# A problem about laplace

1. Jul 28, 2010

hi guys

i cannot solve this.

say that y'' + y = g(t) derive the formula y(t) = c1*cost + c2*sint + convolution of sint and g(t)

2. Jul 28, 2010

### jackmell

Either solve it via variation of parameters or since you mentioned laplace, take the laplace transform of both sides:

$$\mathcal{L}\left\{y''+y=f(x)\right\}$$

and letting:

$$\mathcal{L}\left\{y\right\}=\widetilde{y}$$

solve for $\widetilde{y}$, invert, and use the convolution theorem to express the solution in terms of a convolution.

Look in any DE text book and this problem will be solved both ways.

Last edited: Jul 28, 2010
3. Jul 28, 2010

### Dickfore

Use the method of variation of arbitrary constants. The solution to the homogeneous equation is:

$$y_{0}(t) = C_{1} \, \cos{t} + C_{2} \, \sin{t}$$

Then, assume $C_{i} \rightarrow C_{i}(t), i = 1, 2$ where these functions satisfy the following conditions:

$$\left[\begin{array}{cc} \cos{t} & \sin{t} \\ -\sin{t} & \cos{t} \end{array}\right] \cdot \left[\begin{array}{c} C'_{1}(t) \\ C'_{2}(t) \end{array}\right] = \left[\begin{array}{c} 0 \\ g(t) \end{array}\right]$$

The solution for $C'_{i}(t)$ is:
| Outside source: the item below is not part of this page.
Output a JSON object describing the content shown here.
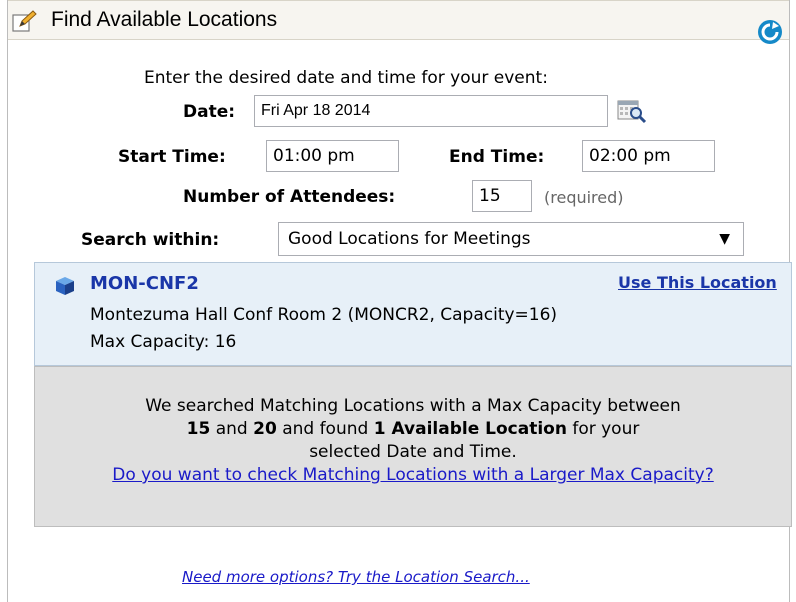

$$\left[\begin{array}{c} C'_{1}(t) \\ C'_{2}(t) \end{array}\right] = \left[\begin{array}{cc} \cos{t} & -\sin{t} \\ \sin{t} & \cos{t} \end{array}\right] \cdot \left[\begin{array}{c} 0 \\ g(t) \end{array}\right] = \left[\begin{array}{c} -\sin{t} \, g(t) \\ \cos{t} \, g(t) \end{array}\right]$$

One integration gives the following:
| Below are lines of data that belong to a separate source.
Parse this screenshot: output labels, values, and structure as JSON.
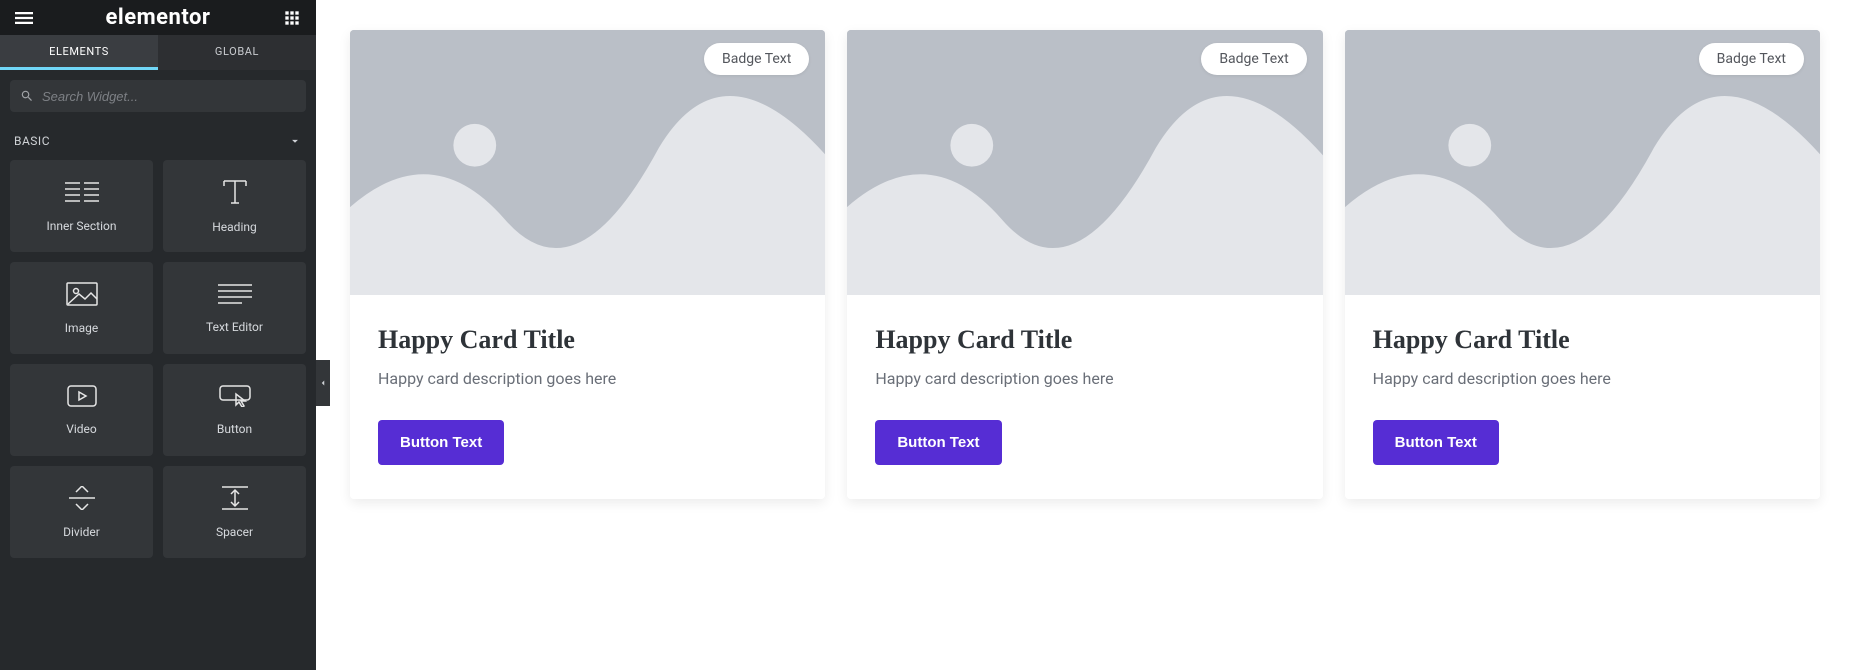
{
  "sidebar": {
    "brand": "elementor",
    "tabs": {
      "elements": "ELEMENTS",
      "global": "GLOBAL"
    },
    "search_placeholder": "Search Widget...",
    "group_label": "BASIC",
    "widgets": [
      {
        "label": "Inner Section",
        "icon": "inner-section"
      },
      {
        "label": "Heading",
        "icon": "heading"
      },
      {
        "label": "Image",
        "icon": "image"
      },
      {
        "label": "Text Editor",
        "icon": "text-editor"
      },
      {
        "label": "Video",
        "icon": "video"
      },
      {
        "label": "Button",
        "icon": "button"
      },
      {
        "label": "Divider",
        "icon": "divider"
      },
      {
        "label": "Spacer",
        "icon": "spacer"
      }
    ]
  },
  "cards": [
    {
      "badge": "Badge Text",
      "title": "Happy Card Title",
      "desc": "Happy card description goes here",
      "button": "Button Text"
    },
    {
      "badge": "Badge Text",
      "title": "Happy Card Title",
      "desc": "Happy card description goes here",
      "button": "Button Text"
    },
    {
      "badge": "Badge Text",
      "title": "Happy Card Title",
      "desc": "Happy card description goes here",
      "button": "Button Text"
    }
  ]
}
$$C_{1}(t) = C_{1} - \int_{t_{0}}^{t}{g(t') \, \sin{t'} \, dt'}$$

$$C_{2}(t) = C_{2} + \int_{t_{0}}^{t}{g(t') \, \cos{t'} \, dt'}$$

Substituting this into the expression for the general solution, one gets:

$$y(t) = C_{1} \, \cos{t} + C_{2} \, \sin{t} + \int_{t_{0}}^{t}{g(t') \, \left(\sin{t} \, \cos{t'} - \cos{t} \, \sin{t'}\right) \, dt' \right)}$$

where, the integrating constants $C_{1/2}$, are determined from the initial conditions:

$$y(t_{0}) = C_{1}$$

$$y'(t_{0}) = C_{2}$$

Using the addition theorem for the sine function:

$$\sin{(t - t')} = \sin{t} \, \cos{t'} - \cos{t} \, \sin{t'}$$

we see that the above integral can be written as:

$$\int_{t_{0}}^{t}{g(t') \, \sin{(t - t')} \, dt'}$$

Take $t_{0} = 0$ and compare with the definition for convolution, you will get your desired result.